Reference by US Court of appeals for the 9th circuit:
In Cetacean Community, 386 F.3d at 1171, The Cetaceans (Whale, Dolphins etc) alleged concrete physical injuries caused by the Navy’s sonar systems. A suit was brought by the “self-appointed attorney for all of the world’s whales, porpoises, and dolphins.”
The Ninth Circuit made clear that the “sole plaintiff in this case” is the Cetaceans (Whale, Dolphins etc) and did not discuss “next friend” or third-party standing. The Ninth Circuit affirmed the district court’s dismissal because the Cetaceans lacked statutory standing under the environmental statutes at issue in that case.
Decision of US Court of appeals for the 9th circuit:
1. The US Court of appeals for the 9th circuit while referring to issue no.1 and Cetacean Community case said that in present case the complaint (PETA) alleges that Naruto is the author and owner of the Monkey Selfies. The complaint further alleges that Naruto has suffered concrete and particularized economic harms as a result of the infringing conduct by the Appellees (Referring to David slater), harms that can be redressed by a judgment declaring Naruto as the author and owner of the Monkey Selfies.
Further, referring to Cetacean Community case the court said that Cetacean crafted a simple rule of statutory interpretation: if an Act of Congress plainly states that animals have statutory standing, then animals have statutory standing. If the statute does not so plainly state, then animals do not have statutory standing. The Copyright Act does not expressly authorize animals to file copyright infringement suits under the statute.9 Therefore, based on this court’s precedent in Cetacean, Naruto lacks statutory standing to sue under the Copyright Act.

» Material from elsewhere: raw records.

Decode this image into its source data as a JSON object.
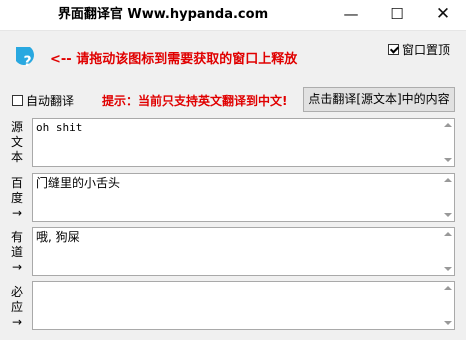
{
  "window": {
    "title": "界面翻译官  Www.hypanda.com",
    "minimize_glyph": "—",
    "maximize_glyph": "☐",
    "close_glyph": "✕"
  },
  "header": {
    "drag_icon": "question-drop-icon",
    "drag_icon_color": "#29a8e0",
    "hint_text": "<--  请拖动该图标到需要获取的窗口上释放",
    "topmost_label": "窗口置顶",
    "topmost_checked": true
  },
  "toolbar": {
    "auto_translate_label": "自动翻译",
    "auto_translate_checked": false,
    "notice_text": "提示：当前只支持英文翻译到中文!",
    "translate_button_label": "点击翻译[源文本]中的内容"
  },
  "panels": {
    "source_label": "源文本",
    "source_text": "oh shit",
    "baidu_label": "百度→",
    "baidu_text": "门缝里的小舌头",
    "youdao_label": "有道→",
    "youdao_text": "哦, 狗屎",
    "bing_label": "必应→",
    "bing_text": ""
  },
  "colors": {
    "hint_red": "#e00000",
    "background": "#f0f0f0"
  }
}
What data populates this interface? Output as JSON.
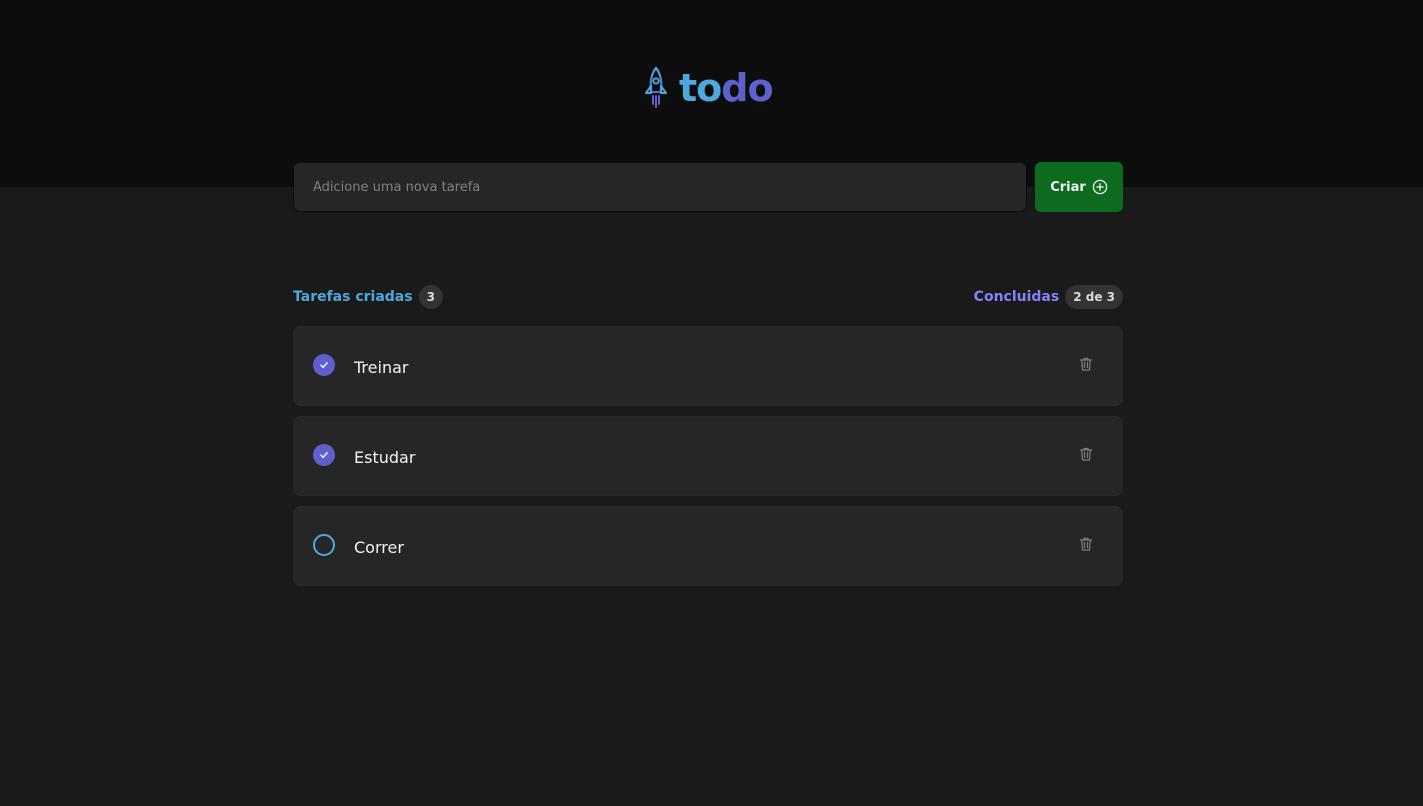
{
  "header": {
    "logo_icon": "rocket-icon",
    "logo_text_part1": "to",
    "logo_text_part2": "do",
    "colors": {
      "blue": "#4ea8de",
      "purple": "#5e60ce"
    }
  },
  "new_task": {
    "placeholder": "Adicione uma nova tarefa",
    "value": "",
    "create_label": "Criar",
    "create_icon": "plus-circle-icon",
    "button_color": "#0d6b1e"
  },
  "counters": {
    "created_label": "Tarefas criadas",
    "created_count": "3",
    "done_label": "Concluidas",
    "done_count": "2 de 3"
  },
  "tasks": [
    {
      "text": "Treinar",
      "done": true,
      "check_icon": "check-icon",
      "delete_icon": "trash-icon"
    },
    {
      "text": "Estudar",
      "done": true,
      "check_icon": "check-icon",
      "delete_icon": "trash-icon"
    },
    {
      "text": "Correr",
      "done": false,
      "check_icon": "empty-circle-icon",
      "delete_icon": "trash-icon"
    }
  ]
}
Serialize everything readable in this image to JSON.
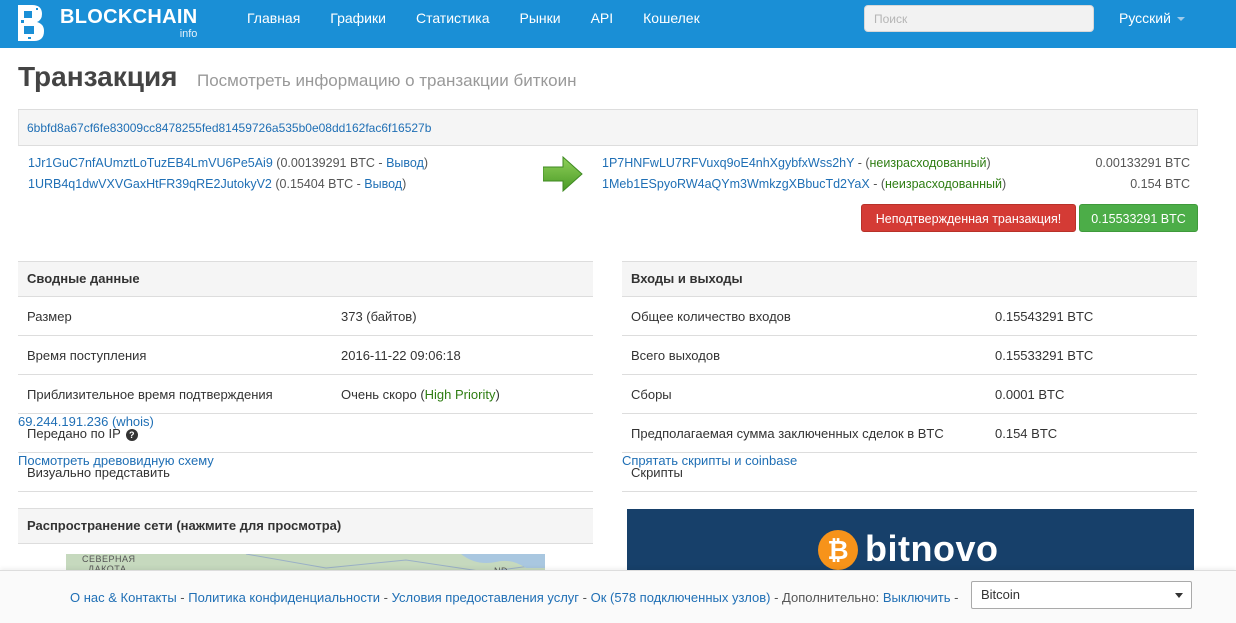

2. The US Court of appeals for the 9th circuit while answering to the second issue said that we gravely doubt that PETA can validly assert “next friend” status to represent claims made for the monkey both (1) because PETA has failed to allege any facts to establish the required significant relationship between a next friend and a real party in interest and (2) because an animal cannot be represented, under our laws, by a “next friend.”
3. Therefore, based on the above two points the court affirmed the decision of California Court and dismissed the suit brought by PETA. Which means such Photograph/selfie will neither be copyright of the animal nor of a human and therefore will fall under ‘Public domain’. Also, The US Court of appeals for the 9th circuit ordered PETA to pay attorney’s fees of the David Slater incurred during the appeal.
So, the monkey’s selfie will not be a copyright of the monkey because US Copyright act only gives right to the human work. Further, such copyright cannot be given to photographer because based on the previous decision for copyright work must be original and work is original if it is the independent creation of its author. A work is creative if it embodies some modest amount of intellectual labor.”
So on the basis of above discussion we can conclude and say that Photograph/selfie clicked by monkey himself are neither be copyright of the animal nor of a human and therefore will fall under ‘Public domain’.